Problem to solve »
Look through the listing underneath for "data", and copy every line that has it.

- - -

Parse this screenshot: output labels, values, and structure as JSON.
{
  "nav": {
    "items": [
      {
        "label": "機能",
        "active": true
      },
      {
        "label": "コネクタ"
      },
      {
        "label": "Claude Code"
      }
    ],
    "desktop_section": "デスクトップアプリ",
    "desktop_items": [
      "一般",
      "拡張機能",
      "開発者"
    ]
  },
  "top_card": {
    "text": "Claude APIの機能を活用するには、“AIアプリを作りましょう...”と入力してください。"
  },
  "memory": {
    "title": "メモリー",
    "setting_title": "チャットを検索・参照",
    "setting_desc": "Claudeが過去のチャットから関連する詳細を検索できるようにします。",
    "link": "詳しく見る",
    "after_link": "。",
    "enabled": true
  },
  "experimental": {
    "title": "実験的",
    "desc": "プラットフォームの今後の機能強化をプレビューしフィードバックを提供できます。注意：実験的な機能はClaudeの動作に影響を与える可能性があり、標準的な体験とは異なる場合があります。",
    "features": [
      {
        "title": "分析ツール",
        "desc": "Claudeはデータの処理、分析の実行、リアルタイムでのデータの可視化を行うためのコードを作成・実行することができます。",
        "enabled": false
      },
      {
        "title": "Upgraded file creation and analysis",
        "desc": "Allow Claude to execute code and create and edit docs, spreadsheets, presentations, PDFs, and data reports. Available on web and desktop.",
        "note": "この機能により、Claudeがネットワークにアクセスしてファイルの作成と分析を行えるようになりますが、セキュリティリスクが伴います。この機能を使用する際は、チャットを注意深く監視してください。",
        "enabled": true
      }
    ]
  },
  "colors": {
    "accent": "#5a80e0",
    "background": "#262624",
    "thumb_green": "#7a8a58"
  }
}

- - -

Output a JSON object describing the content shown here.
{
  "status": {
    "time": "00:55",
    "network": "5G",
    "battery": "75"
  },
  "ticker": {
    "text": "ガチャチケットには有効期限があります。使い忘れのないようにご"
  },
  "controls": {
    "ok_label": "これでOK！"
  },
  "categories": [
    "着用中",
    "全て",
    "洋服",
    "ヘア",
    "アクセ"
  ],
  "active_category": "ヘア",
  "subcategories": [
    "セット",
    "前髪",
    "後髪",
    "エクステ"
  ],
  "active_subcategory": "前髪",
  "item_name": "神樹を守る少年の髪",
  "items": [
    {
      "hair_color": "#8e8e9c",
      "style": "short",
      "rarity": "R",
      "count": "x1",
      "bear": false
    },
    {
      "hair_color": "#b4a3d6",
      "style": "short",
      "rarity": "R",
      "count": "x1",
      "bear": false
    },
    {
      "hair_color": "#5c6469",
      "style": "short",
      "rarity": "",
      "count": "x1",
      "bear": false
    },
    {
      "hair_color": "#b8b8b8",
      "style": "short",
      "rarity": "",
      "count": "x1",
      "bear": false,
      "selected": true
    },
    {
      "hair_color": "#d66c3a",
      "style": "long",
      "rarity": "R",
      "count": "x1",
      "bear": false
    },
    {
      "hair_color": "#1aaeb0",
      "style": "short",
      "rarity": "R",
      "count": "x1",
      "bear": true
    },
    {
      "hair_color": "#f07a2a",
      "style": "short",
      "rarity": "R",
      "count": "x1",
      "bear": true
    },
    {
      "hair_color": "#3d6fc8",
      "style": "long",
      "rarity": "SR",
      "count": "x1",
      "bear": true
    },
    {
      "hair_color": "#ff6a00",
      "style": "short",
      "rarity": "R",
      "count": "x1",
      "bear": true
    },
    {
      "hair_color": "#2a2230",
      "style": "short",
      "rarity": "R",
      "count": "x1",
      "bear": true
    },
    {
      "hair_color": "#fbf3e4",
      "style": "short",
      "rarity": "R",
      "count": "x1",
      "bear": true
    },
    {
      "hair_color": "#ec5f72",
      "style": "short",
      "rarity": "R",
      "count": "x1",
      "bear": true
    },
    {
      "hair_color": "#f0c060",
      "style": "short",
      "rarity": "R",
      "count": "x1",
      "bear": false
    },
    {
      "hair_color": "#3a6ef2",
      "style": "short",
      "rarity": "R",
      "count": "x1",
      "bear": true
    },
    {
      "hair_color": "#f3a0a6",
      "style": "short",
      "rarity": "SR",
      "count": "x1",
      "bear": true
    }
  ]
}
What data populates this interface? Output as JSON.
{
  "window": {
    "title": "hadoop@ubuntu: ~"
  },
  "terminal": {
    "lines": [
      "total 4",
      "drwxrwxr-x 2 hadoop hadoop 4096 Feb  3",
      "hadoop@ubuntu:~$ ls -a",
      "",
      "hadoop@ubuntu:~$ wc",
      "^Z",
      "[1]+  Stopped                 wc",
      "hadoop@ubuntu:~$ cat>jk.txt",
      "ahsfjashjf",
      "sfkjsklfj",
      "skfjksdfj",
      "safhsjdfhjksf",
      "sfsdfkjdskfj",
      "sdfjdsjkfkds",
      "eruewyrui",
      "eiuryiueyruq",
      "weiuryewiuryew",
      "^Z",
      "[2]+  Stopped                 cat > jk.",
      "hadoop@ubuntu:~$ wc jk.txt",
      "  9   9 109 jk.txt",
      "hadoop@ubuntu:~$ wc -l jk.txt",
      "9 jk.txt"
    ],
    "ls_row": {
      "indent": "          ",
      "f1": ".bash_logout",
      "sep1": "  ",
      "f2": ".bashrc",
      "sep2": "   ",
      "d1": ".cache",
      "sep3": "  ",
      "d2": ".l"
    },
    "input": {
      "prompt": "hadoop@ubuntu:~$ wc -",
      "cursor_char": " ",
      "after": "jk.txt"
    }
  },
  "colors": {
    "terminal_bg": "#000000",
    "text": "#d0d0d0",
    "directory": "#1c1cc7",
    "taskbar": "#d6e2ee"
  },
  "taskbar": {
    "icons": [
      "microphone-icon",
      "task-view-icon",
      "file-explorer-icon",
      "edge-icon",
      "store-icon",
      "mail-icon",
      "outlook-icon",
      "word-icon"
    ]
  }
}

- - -

Answer to this exercise »
        "desc": "Allow Claude to execute code and create and edit docs, spreadsheets, presentations, PDFs, and data reports. Available on web and desktop.",
What data populates this interface? Output as JSON.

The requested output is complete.